Too many of us seem too challenged to help our own kids. Yet, parental involvement is needed to keep close touch with teacher and administrators and to provide our children with challenging educational experiences. Some of us, retired and with adult children, could make a difference by giving a few hours a week to a child who needs supplementary education.
I’m all for a shift in public policy. K-12 education has been neglected, from a policy perspective, by too many cities and states. Too often when there are budget cuts, education takes a big hit.
Schools are closed, classrooms are overcrowded, and necessary classes in the sciences, in civics or physical education, are eliminated. In most schools across the country, the arts (music, theater, etc.) have been removed entirely.
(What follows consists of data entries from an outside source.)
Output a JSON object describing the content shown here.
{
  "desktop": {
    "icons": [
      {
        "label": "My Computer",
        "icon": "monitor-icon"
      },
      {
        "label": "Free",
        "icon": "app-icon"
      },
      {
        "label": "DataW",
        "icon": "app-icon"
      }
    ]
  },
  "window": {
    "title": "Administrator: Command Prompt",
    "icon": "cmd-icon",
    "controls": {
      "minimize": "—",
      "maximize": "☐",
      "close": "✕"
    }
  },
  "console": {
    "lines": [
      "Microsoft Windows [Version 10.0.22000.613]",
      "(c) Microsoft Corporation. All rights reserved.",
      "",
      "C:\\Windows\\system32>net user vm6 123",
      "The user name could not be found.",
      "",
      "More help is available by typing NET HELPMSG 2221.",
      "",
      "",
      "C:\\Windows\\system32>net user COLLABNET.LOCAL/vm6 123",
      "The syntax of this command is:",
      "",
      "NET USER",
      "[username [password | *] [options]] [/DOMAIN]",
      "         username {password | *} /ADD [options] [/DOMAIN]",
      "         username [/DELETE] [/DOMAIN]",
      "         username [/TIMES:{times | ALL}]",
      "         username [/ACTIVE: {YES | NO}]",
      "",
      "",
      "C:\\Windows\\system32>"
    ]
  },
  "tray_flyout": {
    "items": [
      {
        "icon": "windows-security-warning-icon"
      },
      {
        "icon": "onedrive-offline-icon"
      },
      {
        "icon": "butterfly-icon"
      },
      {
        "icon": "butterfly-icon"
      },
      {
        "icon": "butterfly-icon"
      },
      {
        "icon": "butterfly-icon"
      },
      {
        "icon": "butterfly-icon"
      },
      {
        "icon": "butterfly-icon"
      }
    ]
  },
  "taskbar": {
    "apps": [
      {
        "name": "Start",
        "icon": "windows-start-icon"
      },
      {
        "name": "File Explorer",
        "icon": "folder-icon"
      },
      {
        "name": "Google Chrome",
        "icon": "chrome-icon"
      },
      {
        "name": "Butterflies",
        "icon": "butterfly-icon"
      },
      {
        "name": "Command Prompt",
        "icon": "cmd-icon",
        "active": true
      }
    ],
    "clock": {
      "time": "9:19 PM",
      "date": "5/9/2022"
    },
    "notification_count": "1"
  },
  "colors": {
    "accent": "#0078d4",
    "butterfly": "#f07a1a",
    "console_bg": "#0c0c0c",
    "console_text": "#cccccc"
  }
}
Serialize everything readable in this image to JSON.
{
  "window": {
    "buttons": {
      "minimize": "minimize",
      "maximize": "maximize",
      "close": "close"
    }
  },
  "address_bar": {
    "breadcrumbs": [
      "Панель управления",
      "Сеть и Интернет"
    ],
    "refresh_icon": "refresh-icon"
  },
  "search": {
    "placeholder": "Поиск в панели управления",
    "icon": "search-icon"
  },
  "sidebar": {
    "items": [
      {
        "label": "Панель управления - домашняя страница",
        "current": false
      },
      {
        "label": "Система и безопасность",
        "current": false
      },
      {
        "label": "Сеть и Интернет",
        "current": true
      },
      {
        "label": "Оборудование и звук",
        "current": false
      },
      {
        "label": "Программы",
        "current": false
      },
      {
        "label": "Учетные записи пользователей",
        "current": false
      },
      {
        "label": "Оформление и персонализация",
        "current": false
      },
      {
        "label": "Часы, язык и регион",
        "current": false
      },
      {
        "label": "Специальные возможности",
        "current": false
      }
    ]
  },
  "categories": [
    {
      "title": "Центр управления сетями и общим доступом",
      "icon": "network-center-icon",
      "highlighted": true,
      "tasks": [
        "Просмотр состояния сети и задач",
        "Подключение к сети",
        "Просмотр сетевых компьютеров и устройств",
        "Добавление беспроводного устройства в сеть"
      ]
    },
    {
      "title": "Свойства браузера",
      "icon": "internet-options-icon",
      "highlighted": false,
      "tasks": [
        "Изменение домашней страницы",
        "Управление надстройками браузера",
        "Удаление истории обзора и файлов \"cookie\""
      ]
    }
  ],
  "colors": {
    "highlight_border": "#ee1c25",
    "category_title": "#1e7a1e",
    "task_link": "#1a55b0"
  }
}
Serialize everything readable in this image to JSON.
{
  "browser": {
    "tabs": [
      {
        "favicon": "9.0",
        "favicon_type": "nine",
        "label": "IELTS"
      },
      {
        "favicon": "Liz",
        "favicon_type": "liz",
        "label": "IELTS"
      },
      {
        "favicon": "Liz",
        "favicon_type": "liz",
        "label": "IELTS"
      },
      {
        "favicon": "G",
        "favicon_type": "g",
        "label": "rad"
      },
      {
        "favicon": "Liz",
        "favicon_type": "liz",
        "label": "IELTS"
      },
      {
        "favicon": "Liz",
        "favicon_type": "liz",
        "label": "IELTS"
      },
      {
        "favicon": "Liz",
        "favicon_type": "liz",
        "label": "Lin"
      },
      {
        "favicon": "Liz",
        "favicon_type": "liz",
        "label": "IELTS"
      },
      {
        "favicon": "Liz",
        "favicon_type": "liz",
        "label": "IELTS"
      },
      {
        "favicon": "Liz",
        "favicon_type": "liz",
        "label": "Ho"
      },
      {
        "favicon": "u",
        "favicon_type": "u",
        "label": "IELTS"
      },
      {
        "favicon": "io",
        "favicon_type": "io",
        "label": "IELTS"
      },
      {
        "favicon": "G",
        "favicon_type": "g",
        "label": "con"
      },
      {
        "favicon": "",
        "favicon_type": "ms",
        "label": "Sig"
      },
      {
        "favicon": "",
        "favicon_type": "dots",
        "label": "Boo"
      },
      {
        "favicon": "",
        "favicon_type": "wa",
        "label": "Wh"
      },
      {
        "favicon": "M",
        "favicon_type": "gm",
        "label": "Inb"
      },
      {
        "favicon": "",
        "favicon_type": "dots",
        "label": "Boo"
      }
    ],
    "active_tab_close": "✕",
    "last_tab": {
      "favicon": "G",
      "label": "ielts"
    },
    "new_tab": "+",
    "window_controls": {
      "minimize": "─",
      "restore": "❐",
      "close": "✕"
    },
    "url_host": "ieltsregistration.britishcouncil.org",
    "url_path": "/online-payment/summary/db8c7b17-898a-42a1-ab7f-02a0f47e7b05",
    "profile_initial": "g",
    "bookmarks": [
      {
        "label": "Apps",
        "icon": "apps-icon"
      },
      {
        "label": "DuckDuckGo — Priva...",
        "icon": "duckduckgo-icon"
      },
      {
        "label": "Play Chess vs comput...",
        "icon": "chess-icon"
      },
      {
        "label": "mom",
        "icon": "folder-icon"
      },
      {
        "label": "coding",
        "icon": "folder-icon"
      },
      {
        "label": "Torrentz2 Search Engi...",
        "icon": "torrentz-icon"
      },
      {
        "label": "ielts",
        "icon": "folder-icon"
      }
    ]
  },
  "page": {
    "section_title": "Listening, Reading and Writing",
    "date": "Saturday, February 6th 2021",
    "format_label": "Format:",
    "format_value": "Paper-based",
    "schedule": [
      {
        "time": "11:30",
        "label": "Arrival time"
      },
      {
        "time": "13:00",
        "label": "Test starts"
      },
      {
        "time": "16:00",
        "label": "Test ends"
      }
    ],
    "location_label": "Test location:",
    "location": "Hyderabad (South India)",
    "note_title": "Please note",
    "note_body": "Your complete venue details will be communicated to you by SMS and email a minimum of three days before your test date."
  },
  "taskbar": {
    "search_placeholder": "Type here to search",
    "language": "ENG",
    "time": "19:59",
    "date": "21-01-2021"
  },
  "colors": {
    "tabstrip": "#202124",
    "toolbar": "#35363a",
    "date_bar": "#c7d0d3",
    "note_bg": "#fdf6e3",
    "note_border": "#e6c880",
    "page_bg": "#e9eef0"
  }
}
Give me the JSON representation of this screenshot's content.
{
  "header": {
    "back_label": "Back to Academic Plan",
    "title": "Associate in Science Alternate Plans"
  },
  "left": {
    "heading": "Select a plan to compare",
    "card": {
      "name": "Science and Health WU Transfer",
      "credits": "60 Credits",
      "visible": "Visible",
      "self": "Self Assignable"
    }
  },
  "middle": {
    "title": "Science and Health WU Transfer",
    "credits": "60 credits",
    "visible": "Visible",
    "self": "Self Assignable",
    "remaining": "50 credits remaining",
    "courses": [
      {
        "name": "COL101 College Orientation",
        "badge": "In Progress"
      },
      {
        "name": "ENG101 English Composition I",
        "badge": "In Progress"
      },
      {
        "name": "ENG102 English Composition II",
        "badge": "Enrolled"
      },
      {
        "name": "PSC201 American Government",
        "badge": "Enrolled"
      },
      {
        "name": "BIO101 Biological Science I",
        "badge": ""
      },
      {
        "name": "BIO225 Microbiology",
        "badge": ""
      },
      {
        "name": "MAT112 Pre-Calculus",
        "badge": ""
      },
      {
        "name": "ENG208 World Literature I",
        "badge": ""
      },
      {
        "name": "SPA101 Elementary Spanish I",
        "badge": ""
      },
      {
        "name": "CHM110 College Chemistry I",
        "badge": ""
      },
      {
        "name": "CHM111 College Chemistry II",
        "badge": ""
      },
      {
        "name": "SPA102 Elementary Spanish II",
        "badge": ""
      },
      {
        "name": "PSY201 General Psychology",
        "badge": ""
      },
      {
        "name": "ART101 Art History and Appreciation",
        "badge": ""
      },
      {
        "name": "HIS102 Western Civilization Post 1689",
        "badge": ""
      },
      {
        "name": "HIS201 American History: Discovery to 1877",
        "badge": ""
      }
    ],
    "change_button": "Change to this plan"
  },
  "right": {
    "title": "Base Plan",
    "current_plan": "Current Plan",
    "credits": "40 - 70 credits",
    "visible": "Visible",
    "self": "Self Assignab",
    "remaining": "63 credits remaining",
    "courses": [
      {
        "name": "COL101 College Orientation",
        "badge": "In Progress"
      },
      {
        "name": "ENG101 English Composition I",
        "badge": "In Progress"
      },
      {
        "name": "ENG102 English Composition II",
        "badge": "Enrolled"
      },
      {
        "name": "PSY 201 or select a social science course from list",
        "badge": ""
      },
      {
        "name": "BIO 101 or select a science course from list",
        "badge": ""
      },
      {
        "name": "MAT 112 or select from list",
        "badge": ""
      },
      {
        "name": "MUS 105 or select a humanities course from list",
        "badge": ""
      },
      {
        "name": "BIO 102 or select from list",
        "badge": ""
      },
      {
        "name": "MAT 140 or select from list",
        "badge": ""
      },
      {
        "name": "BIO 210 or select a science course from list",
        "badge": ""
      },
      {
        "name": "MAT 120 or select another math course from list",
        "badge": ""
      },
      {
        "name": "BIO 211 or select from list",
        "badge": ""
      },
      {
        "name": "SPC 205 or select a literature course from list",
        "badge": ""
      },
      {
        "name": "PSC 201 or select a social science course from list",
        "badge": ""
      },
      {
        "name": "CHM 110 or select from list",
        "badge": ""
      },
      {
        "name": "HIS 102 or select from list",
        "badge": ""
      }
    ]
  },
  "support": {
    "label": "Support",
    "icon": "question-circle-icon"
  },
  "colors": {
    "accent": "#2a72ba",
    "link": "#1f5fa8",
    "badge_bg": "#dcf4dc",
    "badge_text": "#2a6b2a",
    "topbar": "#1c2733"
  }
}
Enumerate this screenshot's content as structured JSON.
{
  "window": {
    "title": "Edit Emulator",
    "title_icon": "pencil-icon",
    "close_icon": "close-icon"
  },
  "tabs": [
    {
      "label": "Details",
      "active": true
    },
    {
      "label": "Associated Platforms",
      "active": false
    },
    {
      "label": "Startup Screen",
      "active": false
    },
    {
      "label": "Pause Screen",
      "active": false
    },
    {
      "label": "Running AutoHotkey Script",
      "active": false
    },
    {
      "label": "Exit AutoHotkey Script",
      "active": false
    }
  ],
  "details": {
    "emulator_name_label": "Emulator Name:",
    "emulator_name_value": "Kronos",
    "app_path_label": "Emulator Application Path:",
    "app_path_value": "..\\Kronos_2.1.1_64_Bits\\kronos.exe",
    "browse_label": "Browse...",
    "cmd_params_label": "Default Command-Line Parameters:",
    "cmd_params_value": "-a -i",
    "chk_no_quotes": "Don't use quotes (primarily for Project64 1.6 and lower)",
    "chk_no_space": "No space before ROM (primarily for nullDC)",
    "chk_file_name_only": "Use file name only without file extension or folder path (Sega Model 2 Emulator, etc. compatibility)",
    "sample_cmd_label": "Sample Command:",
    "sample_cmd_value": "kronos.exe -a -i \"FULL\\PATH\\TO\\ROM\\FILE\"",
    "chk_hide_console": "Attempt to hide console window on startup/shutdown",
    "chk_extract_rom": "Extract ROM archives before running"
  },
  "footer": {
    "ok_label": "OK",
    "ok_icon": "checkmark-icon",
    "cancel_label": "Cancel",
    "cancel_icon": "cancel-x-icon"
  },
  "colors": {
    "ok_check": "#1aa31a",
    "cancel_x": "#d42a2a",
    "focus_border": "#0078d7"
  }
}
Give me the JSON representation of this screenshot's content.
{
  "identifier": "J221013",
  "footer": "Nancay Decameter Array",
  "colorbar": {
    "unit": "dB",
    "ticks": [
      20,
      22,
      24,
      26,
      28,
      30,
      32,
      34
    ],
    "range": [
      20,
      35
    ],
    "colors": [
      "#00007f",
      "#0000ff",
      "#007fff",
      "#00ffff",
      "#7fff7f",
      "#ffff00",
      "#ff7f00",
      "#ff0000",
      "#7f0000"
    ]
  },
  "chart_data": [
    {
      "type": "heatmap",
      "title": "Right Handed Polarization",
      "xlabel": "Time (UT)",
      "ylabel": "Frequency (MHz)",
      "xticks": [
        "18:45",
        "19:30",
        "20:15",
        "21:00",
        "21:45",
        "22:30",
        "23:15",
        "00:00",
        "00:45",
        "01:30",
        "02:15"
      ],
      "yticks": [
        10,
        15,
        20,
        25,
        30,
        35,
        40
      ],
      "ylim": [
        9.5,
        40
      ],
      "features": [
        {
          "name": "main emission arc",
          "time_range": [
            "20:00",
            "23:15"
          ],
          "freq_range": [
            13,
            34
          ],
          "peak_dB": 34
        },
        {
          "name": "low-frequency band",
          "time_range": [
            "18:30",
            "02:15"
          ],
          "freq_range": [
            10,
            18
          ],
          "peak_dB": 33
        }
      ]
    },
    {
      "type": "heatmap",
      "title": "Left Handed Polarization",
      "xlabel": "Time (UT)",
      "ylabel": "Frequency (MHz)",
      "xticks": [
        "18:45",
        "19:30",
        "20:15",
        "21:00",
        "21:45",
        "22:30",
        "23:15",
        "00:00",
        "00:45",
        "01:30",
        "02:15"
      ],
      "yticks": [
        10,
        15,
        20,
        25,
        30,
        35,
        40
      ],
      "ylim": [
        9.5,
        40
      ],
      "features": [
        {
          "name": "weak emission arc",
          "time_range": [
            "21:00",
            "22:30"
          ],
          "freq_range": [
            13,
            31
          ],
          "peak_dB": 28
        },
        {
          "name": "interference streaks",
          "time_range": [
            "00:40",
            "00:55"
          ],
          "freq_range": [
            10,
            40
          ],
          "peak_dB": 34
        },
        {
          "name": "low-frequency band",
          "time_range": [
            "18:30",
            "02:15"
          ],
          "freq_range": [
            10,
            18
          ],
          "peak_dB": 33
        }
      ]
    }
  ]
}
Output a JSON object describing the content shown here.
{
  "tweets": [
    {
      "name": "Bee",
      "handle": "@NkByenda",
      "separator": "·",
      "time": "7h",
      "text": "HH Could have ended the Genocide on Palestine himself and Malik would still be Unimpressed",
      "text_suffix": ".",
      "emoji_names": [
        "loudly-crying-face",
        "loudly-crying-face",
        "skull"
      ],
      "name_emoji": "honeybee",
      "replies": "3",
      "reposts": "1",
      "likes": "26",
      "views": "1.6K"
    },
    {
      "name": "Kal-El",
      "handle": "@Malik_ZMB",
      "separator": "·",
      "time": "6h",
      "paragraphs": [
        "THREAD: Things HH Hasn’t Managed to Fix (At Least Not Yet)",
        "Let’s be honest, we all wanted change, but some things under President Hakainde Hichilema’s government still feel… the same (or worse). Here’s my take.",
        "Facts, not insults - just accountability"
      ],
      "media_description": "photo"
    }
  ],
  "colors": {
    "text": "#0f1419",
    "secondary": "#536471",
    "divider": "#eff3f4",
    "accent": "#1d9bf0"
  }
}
Reading facility may be the foundation of the achievement gap. Some researchers say that African-American children enter high school with a word gap as high as 30 million (which means they have heard 30 million fewer words than their Caucasian counterparts).
Some allege that children are not the only ones to have a word gap. Valerie Strauss, writing in the Washington Post’s February 16, 2015 issue, wrote that as many as “a million state-licensed and nationally credentialed” early childhood educators are at risk for functional illiteracy. Many of these workers earn such low wages that the best educated and qualified teachers are not interested in early child education. Thus, while President Obama has called for universal kindergarten, where are the teachers who will take kindergarten to the next level?
Until policy is changed and we put our money where our mouths are, closing the achievement gap is a short-run parental and community challenge. I know some parents who start reading to their child in the womb, who allow toddlers to turn pages and look at pictures (and words) to get them ready for reading, who talk to their children even when they know their offspring can’t understand a word they are saying. Other parents may sing and occasionally sit toddlers at the dinner table, even though they know a child might holler or make a mess.
Kids need us
Children are headed to school this month and next. Many of them need parents, or involved community contributors, to help them get there without being burdened by the achievement gap. The gap that starts early – in preschool or kindergarten – grows over time.
Caucasians graduate from high school at a rate of 86 percent, compared to 73 percent for Hispanics and 69 percent for African-Americans. Yet we say that a well-educated workforce is a key to our nation’s future prosperity. We need to change the spending policy that supports the achievement gap, and until that happens, we need to reach out, a child at a time, to make a difference.
Dr. Julianne Malveaux is an author and economist. She can be reached via www.juliannemalveaux.com.